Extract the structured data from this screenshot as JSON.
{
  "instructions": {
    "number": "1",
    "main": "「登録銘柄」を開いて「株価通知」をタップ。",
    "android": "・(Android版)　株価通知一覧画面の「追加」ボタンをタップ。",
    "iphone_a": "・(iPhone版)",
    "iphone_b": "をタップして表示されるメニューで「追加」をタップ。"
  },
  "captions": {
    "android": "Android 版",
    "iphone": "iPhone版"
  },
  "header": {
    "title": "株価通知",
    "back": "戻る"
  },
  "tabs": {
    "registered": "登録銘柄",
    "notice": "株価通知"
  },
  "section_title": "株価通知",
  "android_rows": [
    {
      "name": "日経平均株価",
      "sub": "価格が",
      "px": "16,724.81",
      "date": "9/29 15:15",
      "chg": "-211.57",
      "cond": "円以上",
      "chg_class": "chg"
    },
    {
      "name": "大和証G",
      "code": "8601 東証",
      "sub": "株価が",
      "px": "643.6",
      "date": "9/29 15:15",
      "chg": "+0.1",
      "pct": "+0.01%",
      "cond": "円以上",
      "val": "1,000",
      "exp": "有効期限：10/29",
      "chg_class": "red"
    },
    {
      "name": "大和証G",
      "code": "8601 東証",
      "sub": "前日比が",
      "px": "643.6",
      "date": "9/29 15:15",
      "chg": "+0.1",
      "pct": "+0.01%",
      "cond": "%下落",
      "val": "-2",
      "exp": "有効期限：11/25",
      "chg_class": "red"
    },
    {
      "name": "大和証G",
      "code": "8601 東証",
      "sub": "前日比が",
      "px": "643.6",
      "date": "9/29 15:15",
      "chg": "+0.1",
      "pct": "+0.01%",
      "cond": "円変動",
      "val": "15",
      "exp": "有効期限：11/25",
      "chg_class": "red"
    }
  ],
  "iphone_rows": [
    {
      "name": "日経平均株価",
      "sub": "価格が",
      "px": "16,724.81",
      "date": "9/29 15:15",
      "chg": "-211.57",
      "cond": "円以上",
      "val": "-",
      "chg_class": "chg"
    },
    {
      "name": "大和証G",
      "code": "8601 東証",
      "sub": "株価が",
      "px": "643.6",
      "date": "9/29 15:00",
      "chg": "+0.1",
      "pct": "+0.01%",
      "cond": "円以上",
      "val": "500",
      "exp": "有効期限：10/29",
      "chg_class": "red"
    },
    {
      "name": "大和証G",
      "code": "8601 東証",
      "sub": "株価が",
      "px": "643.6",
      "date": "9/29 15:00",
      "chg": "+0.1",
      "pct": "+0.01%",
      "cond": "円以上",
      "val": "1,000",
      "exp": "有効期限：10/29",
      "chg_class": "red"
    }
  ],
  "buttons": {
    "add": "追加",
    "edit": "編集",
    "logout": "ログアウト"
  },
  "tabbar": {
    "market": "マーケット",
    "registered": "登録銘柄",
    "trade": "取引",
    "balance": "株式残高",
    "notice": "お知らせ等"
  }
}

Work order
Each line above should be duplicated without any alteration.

Answer to this task
Extract the structured data from this screenshot as JSON.
{
  "instructions": {
    "number": "1",
    "main": "「登録銘柄」を開いて「株価通知」をタップ。",
    "android": "・(Android版)　株価通知一覧画面の「追加」ボタンをタップ。",
    "iphone_a": "・(iPhone版)",
    "iphone_b": "をタップして表示されるメニューで「追加」をタップ。"
  },
  "captions": {
    "android": "Android 版",
    "iphone": "iPhone版"
  },
  "header": {
    "title": "株価通知",
    "back": "戻る"
  },
  "tabs": {
    "registered": "登録銘柄",
    "notice": "株価通知"
  },
  "section_title": "株価通知",
  "android_rows": [
    {
      "name": "日経平均株価",
      "sub": "価格が",
      "px": "16,724.81",
      "date": "9/29 15:15",
      "chg": "-211.57",
      "cond": "円以上",
      "chg_class": "chg"
    },
    {
      "name": "大和証G",
      "code": "8601 東証",
      "sub": "株価が",
      "px": "643.6",
      "date": "9/29 15:15",
      "chg": "+0.1",
      "pct": "+0.01%",
      "cond": "円以上",
      "val": "1,000",
      "exp": "有効期限：10/29",
      "chg_class": "red"
    },
    {
      "name": "大和証G",
      "code": "8601 東証",
      "sub": "前日比が",
      "px": "643.6",
      "date": "9/29 15:15",
      "chg": "+0.1",
      "pct": "+0.01%",
      "cond": "%下落",
      "val": "-2",
      "exp": "有効期限：11/25",
      "chg_class": "red"
    },
    {
      "name": "大和証G",
      "code": "8601 東証",
      "sub": "前日比が",
      "px": "643.6",
      "date": "9/29 15:15",
      "chg": "+0.1",
      "pct": "+0.01%",
      "cond": "円変動",
      "val": "15",
      "exp": "有効期限：11/25",
      "chg_class": "red"
    }
  ],
  "iphone_rows": [
    {
      "name": "日経平均株価",
      "sub": "価格が",
      "px": "16,724.81",
      "date": "9/29 15:15",
      "chg": "-211.57",
      "cond": "円以上",
      "val": "-",
      "chg_class": "chg"
    },
    {
      "name": "大和証G",
      "code": "8601 東証",
      "sub": "株価が",
      "px": "643.6",
      "date": "9/29 15:00",
      "chg": "+0.1",
      "pct": "+0.01%",
      "cond": "円以上",
      "val": "500",
      "exp": "有効期限：10/29",
      "chg_class": "red"
    },
    {
      "name": "大和証G",
      "code": "8601 東証",
      "sub": "株価が",
      "px": "643.6",
      "date": "9/29 15:00",
      "chg": "+0.1",
      "pct": "+0.01%",
      "cond": "円以上",
      "val": "1,000",
      "exp": "有効期限：10/29",
      "chg_class": "red"
    }
  ],
  "buttons": {
    "add": "追加",
    "edit": "編集",
    "logout": "ログアウト"
  },
  "tabbar": {
    "market": "マーケット",
    "registered": "登録銘柄",
    "trade": "取引",
    "balance": "株式残高",
    "notice": "お知らせ等"
  }
}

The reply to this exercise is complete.